## Task requirements
Look for the string "type" in the listing below and copy every line in which it appears.

:: Records supplied ::

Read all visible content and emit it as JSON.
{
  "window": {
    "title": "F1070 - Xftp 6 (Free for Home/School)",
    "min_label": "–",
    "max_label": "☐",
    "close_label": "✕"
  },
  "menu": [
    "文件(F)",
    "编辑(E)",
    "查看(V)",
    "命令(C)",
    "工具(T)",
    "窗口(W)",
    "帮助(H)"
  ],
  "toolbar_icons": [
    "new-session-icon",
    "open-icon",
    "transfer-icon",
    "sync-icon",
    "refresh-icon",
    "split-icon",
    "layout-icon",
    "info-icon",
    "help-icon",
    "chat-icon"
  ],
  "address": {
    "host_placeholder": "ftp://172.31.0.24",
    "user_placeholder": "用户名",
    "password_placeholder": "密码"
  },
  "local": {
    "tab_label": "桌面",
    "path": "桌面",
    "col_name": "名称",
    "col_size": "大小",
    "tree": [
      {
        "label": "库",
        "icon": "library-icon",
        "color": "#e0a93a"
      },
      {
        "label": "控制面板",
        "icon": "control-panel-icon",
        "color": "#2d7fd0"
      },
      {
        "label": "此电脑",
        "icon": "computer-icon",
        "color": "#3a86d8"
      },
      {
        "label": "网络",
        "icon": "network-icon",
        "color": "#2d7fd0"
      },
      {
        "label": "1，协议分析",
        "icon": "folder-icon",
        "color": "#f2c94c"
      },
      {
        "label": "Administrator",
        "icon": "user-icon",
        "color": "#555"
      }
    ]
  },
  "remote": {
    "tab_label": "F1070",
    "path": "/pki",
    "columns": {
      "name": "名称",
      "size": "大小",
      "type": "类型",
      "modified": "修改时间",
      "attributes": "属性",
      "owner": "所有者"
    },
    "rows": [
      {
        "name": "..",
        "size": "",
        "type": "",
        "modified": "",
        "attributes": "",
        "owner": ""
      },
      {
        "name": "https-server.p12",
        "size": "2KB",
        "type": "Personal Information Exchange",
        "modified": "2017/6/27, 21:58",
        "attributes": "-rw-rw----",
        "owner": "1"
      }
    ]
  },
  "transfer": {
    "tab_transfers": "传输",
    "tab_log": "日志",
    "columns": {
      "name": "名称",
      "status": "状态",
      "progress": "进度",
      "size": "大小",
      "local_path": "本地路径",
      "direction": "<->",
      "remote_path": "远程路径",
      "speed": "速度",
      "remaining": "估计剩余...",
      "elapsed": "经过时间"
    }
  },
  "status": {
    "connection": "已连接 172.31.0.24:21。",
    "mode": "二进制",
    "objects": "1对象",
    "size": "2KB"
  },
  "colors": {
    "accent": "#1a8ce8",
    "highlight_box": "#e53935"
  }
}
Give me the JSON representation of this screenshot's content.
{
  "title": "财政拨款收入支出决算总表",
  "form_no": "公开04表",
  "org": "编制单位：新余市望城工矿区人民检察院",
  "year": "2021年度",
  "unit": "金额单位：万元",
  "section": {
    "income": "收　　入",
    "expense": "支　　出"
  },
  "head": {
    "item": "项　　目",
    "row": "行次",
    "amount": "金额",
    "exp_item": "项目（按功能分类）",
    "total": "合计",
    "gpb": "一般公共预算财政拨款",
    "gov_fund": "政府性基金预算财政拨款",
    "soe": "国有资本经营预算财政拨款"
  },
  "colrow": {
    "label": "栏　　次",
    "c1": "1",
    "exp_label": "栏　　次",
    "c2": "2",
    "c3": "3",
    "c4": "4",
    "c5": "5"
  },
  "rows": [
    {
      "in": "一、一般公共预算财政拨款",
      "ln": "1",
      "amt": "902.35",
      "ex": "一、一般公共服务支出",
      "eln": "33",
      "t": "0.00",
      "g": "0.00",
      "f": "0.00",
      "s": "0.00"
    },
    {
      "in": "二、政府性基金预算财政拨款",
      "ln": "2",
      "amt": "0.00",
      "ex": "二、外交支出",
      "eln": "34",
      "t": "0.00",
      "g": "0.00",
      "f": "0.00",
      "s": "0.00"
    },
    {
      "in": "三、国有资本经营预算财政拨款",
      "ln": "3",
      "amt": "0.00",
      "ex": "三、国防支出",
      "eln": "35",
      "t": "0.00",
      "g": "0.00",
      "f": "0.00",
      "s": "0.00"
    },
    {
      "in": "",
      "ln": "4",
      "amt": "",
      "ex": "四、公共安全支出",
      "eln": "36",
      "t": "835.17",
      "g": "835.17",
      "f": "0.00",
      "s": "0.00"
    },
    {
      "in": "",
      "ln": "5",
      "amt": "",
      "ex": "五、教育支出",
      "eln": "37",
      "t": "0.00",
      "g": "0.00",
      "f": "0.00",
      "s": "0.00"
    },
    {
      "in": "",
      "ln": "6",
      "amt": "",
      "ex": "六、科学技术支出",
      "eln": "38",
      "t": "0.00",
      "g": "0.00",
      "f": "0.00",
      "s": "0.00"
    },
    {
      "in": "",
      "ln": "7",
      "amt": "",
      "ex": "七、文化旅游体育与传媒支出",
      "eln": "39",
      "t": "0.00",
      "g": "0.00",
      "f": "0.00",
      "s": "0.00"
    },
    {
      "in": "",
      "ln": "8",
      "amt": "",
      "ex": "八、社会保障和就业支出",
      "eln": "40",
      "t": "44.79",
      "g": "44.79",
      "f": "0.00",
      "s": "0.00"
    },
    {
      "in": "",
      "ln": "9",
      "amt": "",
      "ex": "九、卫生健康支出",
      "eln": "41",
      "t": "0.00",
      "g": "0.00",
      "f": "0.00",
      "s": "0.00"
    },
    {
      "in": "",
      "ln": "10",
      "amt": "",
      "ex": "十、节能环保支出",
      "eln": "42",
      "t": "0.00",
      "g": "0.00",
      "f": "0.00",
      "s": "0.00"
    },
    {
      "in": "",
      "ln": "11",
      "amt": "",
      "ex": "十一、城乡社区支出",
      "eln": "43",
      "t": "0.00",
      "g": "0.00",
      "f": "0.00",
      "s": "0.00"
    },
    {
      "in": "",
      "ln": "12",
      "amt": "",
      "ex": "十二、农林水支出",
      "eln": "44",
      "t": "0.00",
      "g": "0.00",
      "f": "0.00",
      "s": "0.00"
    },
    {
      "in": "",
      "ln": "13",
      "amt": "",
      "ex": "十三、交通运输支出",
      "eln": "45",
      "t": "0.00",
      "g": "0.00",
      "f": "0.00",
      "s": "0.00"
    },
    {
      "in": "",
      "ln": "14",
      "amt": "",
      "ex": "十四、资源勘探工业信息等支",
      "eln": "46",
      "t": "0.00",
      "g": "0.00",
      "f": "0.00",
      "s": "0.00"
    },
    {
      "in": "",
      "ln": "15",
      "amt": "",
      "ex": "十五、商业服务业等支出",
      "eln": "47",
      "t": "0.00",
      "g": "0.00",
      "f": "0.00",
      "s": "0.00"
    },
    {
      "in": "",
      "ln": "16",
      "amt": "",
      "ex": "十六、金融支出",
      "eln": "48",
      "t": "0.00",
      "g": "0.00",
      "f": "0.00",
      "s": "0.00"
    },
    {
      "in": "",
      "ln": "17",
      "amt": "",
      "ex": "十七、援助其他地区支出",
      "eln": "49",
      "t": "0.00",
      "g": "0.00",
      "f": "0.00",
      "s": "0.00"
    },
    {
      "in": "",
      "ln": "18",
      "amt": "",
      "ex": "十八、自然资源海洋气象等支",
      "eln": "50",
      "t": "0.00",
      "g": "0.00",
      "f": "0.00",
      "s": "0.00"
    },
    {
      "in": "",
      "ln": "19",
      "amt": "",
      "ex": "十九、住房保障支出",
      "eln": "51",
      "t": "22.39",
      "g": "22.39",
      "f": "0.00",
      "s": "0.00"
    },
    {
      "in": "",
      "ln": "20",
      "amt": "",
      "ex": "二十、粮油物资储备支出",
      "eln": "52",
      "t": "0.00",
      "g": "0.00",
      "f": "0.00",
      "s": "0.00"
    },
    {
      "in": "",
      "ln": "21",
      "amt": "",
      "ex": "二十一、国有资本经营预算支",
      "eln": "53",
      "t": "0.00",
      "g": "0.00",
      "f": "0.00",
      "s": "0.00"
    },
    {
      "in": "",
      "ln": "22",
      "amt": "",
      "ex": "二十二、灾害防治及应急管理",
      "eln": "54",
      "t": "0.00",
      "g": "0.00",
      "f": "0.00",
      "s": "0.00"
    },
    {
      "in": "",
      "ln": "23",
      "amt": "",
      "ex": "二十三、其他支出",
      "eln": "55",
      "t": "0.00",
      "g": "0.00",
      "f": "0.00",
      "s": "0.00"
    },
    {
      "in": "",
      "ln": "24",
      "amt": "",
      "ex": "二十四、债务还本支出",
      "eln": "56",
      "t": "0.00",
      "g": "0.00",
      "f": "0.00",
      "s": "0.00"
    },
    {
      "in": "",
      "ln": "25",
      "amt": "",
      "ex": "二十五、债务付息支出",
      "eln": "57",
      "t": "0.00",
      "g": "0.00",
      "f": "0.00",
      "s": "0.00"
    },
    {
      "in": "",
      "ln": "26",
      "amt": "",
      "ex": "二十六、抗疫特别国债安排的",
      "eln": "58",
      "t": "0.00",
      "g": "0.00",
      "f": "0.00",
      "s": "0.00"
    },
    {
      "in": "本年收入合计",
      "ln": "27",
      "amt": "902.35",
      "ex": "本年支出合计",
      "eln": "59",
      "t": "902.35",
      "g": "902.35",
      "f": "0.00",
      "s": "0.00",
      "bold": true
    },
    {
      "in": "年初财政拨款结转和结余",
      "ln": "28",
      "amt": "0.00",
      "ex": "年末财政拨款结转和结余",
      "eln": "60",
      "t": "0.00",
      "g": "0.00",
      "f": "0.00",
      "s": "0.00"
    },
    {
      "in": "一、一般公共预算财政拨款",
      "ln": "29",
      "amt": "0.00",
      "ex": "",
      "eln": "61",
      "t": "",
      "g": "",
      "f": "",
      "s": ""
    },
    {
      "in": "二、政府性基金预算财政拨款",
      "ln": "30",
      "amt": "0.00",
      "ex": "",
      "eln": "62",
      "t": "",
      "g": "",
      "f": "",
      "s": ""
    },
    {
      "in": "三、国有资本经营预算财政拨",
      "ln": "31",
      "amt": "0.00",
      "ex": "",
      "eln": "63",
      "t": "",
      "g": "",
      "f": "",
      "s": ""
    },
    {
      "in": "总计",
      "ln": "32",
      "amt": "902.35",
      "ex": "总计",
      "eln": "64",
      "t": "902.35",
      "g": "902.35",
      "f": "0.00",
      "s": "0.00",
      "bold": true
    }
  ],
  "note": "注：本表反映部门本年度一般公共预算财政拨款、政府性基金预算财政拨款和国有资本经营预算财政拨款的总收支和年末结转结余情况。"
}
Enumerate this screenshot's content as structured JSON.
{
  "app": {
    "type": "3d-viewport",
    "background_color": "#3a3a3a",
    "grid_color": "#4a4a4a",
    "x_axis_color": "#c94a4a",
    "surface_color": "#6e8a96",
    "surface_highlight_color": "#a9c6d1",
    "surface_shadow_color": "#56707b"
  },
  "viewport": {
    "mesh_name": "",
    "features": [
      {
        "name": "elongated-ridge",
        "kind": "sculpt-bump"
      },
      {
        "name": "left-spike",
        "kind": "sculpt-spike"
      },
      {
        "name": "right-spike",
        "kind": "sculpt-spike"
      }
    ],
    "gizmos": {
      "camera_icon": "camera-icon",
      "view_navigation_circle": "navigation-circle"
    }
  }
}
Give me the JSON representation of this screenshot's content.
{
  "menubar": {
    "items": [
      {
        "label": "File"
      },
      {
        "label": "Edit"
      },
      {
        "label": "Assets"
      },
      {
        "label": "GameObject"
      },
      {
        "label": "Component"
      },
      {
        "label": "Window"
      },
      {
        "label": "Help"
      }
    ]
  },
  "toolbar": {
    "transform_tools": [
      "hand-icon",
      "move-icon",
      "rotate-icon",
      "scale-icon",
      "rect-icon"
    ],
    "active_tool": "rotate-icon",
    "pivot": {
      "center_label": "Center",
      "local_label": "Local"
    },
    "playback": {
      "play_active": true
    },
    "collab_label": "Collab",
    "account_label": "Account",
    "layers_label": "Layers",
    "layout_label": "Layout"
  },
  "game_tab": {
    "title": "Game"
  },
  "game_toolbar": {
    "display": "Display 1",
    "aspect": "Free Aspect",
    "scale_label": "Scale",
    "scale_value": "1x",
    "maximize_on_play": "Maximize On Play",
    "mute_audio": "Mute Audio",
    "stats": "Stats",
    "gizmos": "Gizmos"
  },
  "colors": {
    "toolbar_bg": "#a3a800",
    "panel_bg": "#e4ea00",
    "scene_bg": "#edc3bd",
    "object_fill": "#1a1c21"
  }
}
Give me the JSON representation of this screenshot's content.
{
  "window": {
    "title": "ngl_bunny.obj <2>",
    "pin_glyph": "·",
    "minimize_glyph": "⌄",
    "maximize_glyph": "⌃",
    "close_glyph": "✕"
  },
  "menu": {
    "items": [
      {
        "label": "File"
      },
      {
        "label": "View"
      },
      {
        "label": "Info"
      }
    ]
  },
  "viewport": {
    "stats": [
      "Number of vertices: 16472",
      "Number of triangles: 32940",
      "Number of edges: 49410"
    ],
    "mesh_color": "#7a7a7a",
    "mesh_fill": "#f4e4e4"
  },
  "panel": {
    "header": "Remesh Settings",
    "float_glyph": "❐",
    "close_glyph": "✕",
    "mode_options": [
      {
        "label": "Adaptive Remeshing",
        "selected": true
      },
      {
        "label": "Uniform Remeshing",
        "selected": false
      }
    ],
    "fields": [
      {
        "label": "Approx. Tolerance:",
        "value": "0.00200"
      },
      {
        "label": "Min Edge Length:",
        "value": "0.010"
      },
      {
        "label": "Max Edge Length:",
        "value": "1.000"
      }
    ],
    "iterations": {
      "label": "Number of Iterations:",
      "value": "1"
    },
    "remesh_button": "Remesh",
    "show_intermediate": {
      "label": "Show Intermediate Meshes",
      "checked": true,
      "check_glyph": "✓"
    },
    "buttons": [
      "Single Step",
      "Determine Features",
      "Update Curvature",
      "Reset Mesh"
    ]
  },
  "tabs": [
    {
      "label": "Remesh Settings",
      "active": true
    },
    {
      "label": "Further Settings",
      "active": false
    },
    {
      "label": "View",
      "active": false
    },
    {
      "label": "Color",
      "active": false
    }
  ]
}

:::

## Written reply
      "type": "类型",
        "type": "",
        "type": "Personal Information Exchange",
    "type": "3d-viewport",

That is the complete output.